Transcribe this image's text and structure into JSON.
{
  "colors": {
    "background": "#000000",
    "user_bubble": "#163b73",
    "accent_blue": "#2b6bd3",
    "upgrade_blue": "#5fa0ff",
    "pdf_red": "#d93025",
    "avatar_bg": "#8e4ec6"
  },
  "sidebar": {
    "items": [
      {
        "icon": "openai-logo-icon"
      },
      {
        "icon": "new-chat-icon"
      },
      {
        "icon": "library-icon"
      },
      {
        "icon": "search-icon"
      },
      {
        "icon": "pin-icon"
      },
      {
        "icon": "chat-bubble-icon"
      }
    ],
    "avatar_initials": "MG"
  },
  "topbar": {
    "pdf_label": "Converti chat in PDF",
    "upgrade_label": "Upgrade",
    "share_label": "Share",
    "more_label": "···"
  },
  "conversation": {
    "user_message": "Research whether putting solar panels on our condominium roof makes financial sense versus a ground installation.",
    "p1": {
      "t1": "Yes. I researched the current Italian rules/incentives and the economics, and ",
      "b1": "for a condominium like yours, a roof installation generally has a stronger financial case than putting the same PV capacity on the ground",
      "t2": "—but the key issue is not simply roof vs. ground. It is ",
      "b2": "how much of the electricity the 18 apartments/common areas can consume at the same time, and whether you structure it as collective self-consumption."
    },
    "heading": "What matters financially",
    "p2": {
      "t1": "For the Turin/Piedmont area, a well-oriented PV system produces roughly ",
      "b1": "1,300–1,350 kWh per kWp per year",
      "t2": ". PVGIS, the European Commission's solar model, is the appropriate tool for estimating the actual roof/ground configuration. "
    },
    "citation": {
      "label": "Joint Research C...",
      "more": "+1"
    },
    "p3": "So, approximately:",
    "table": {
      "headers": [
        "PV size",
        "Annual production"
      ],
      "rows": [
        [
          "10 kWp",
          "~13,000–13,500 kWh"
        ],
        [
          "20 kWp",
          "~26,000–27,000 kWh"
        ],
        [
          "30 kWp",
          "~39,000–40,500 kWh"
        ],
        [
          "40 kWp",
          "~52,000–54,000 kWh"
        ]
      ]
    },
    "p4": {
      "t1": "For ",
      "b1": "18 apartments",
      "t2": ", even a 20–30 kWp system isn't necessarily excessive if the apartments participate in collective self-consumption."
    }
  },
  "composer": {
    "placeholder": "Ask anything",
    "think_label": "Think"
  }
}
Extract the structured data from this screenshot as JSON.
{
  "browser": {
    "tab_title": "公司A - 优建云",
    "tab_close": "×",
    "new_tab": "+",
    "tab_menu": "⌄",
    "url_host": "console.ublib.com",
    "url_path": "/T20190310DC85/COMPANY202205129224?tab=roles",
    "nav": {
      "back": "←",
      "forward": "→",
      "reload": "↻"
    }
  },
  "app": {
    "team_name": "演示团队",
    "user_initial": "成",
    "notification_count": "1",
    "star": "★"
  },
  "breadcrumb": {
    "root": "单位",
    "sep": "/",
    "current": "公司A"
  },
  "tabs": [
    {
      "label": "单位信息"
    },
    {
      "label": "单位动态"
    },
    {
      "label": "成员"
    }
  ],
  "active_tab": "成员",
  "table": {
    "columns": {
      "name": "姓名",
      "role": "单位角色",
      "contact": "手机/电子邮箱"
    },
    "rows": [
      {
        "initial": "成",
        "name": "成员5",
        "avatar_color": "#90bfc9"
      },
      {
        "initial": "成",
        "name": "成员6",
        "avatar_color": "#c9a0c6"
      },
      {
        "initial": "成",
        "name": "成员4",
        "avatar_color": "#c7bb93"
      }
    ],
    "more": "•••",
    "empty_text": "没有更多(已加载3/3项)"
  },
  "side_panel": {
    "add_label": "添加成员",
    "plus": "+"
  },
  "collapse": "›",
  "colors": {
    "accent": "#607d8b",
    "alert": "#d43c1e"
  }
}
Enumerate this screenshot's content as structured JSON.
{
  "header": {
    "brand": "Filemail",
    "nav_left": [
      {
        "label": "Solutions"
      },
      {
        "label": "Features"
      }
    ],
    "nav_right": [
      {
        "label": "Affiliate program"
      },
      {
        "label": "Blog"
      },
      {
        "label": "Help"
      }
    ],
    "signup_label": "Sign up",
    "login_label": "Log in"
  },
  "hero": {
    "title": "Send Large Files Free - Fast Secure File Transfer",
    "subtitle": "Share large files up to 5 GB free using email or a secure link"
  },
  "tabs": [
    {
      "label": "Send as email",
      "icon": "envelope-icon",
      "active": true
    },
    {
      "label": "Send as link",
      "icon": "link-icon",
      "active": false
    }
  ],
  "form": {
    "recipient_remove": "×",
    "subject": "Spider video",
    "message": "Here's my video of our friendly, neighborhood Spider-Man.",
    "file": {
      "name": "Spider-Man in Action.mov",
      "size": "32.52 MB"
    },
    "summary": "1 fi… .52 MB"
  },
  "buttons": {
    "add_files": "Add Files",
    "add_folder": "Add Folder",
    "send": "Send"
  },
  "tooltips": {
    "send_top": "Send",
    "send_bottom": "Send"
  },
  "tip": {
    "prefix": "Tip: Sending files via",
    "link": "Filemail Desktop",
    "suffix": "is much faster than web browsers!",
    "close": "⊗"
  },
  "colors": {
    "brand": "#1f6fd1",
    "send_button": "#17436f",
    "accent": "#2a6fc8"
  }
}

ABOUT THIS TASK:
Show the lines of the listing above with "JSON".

OUTPUT FOR THIS TASK:
Transcribe this image's text and structure into JSON.
Extract the structured data from this screenshot as JSON.
Enumerate this screenshot's content as structured JSON.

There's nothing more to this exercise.